I am not sure that I buy that explanation either! In my case, my neck was injured in car accident in 2006 and then my arm was injured by Levaquin in 2010. I know these were the triggers but I do not know how the injury is presenting itself now or how everything that I do to overcompensate for it effects the nerves, veins & arteries, etc.
 

ScottTriGuy

Stop the harm. Start the research and treatment.
Messages
1,402
Location
Toronto, Canada
So the test you had for TOS is called an "upper venous duplex scan"?

Venous and arterial scan.

There are so many ways this could come about, and there doesn't seem to be a lot of research. No doubt you'll be shocked to learn that for a long while some physicians doubted it even existed.
 

Gingergrrl

Senior Member
Messages
16,171
Venous and arterial scan.

Awesome and thank you!

There are so many ways this could come about, and there doesn't seem to be a lot of research. No doubt you'll be shocked to learn that for a long while some physicians doubted it even existed.

Not shocked at all and this is the story of my life these past four years. Very sad, though, and I hope you find the right treatment and some relief from this.
 

Jonathan Edwards

"Gibberish"
Messages
5,256
I wasn't thinking of any connection w/ME vs. just curious if you felt TOS was a true stand alone diagnosis, in and of itself, that could possibly explain chronic pain and weakness in one arm, shoulder, side of neck, etc? Is it worth testing for as part of a differential diagnosis and having a vascular ultrasound, etc?

It would only be worth testing for if the physician found specific features that suggested it and if they did find specific features I would expect them to make a more precise diagnosis anyway. I never found the term useful in my diagnostic vocabulary. There may be a very small number of people who benefit from surgical intervention but as a cause of pains in the arm region this is very small print and can be easily excluded by a competent clinical assessment in the office.
 

Gingergrrl
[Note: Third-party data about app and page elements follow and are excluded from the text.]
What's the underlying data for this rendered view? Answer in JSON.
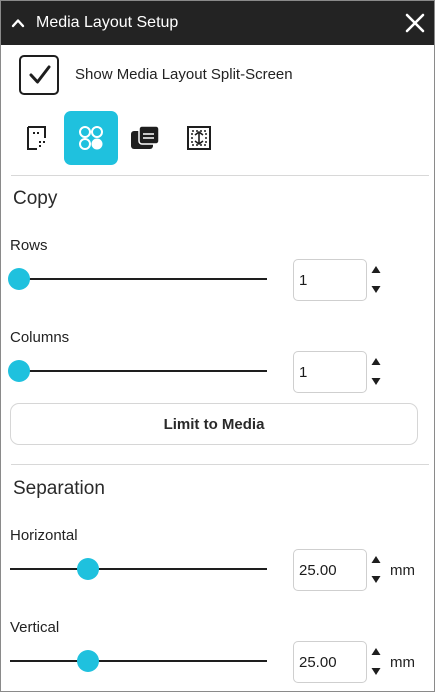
{
  "titlebar": {
    "title": "Media Layout Setup",
    "collapse_icon": "chevron-up-icon",
    "close_icon": "close-icon"
  },
  "split_screen": {
    "label": "Show Media Layout Split-Screen",
    "checked": true
  },
  "mode_buttons": [
    {
      "icon": "page-dotted-corner-icon",
      "active": false
    },
    {
      "icon": "four-circles-layout-icon",
      "active": true
    },
    {
      "icon": "roll-media-icon",
      "active": false
    },
    {
      "icon": "page-fit-icon",
      "active": false
    }
  ],
  "copy": {
    "title": "Copy",
    "rows": {
      "label": "Rows",
      "value": "1",
      "slider_fraction": 0.0
    },
    "columns": {
      "label": "Columns",
      "value": "1",
      "slider_fraction": 0.0
    },
    "limit_button": "Limit to Media"
  },
  "separation": {
    "title": "Separation",
    "horizontal": {
      "label": "Horizontal",
      "value": "25.00",
      "unit": "mm",
      "slider_fraction": 0.27
    },
    "vertical": {
      "label": "Vertical",
      "value": "25.00",
      "unit": "mm",
      "slider_fraction": 0.27
    }
  },
  "colors": {
    "accent": "#1fc1de",
    "titlebar_bg": "#232323"
  }
}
Senior Member
Messages
16,171
There may be a very small number of people who benefit from surgical intervention but as a cause of pains in the arm region this is very small print and can be easily excluded by a competent clinical assessment in the office.
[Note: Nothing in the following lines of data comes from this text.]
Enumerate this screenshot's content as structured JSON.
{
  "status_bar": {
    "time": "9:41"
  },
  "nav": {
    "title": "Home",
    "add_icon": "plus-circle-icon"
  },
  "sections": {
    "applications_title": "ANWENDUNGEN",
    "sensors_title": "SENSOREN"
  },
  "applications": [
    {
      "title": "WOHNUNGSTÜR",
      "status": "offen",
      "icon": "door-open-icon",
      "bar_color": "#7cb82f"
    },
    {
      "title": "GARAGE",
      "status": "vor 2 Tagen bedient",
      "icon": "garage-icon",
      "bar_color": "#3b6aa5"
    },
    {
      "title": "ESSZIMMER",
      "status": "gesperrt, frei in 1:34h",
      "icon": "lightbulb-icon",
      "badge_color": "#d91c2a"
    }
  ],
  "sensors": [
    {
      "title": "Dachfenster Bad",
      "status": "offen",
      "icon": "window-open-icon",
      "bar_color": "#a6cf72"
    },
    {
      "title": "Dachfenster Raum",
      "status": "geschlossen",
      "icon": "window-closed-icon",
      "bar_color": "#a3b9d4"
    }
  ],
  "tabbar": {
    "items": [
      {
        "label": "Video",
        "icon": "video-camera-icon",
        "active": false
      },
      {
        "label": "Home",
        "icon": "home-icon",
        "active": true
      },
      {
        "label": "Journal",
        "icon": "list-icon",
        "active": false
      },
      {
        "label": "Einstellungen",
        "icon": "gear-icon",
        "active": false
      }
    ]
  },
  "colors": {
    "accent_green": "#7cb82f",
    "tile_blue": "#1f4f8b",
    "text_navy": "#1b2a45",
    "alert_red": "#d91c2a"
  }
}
If someone did have a compression issue (like TOS or something similar) affecting their arm, are there other treatments besides surgery?